Below is the architect’s rendering of the fourteenth hole from the Master Plan.

 

 

 

13 Green Damage

On Tuesday evening, there was an incident of negligence involving an employee and the range picker cart. The pictures here display the damage on the putting surface.

The scarring will heal in time, mostly likely as the weather warms and the greens begin to grow.

All appropriate measures have taken place regarding this incident and we do not expect any further damage.

Number 10 Bunker Update

The picture below is from our previous blog post of March 9th displaying the drainage system for the fairway bunker.

Our staff installed an erosion blanket allowing the sand to adhere to the slopes of the bunker floor, preventing washouts during rain events and contamination of the sand with the soil below.

The blanket is tacked to the bunker floor using the construction adhesive Liquid Nails, seen below on either side of the pen.

Next, we began the arduous process of covering the four inch drain pipes with pea gravel.

Bucket after bucket, pea gravel is poured into the trenches.

Our staff hauled the equivalent of 20 tons of stone into this bunker! Below, the finished drainage system and the bunker is ready for sand.

As part of the Master Plan for the tenth hole, the fairway was enlarged to “lock-in” the bunker to the dog-leg of the golf hole. Below Ray Lewandowski is preparing the ground for fairway sod.

Our staff cut rough grass sod here on #10 before the bunker and re-laid this grass on #14 as part of the another spring project.
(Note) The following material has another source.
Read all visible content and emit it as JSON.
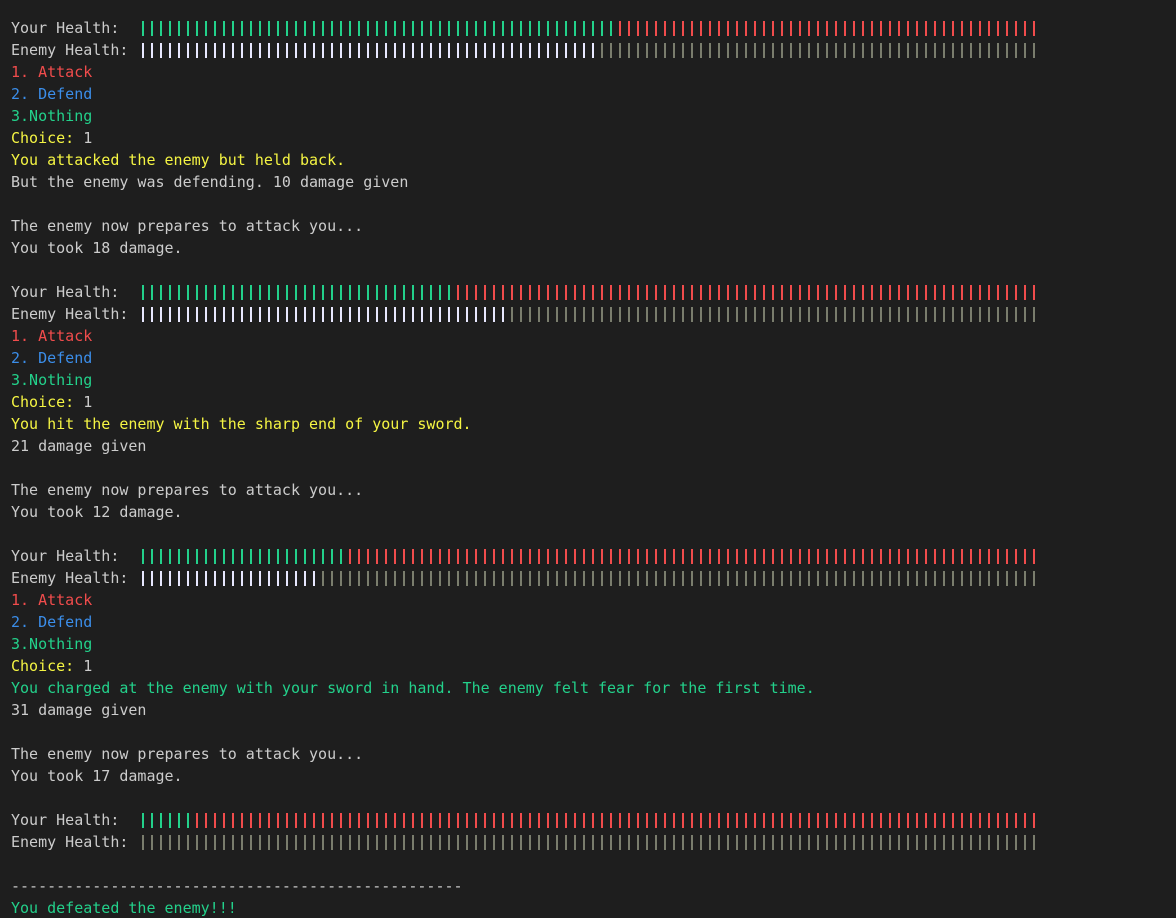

This sod transfer, including using fairway sod from #14, was a tremendous cost savings to the overall project. 

Above, (left to right) Assistant Superintendents AJ Josefoski and Dave Ward, along with Evan Didonato, are laying fairway sod brought down to number 10, seen below in the cut-out on #14.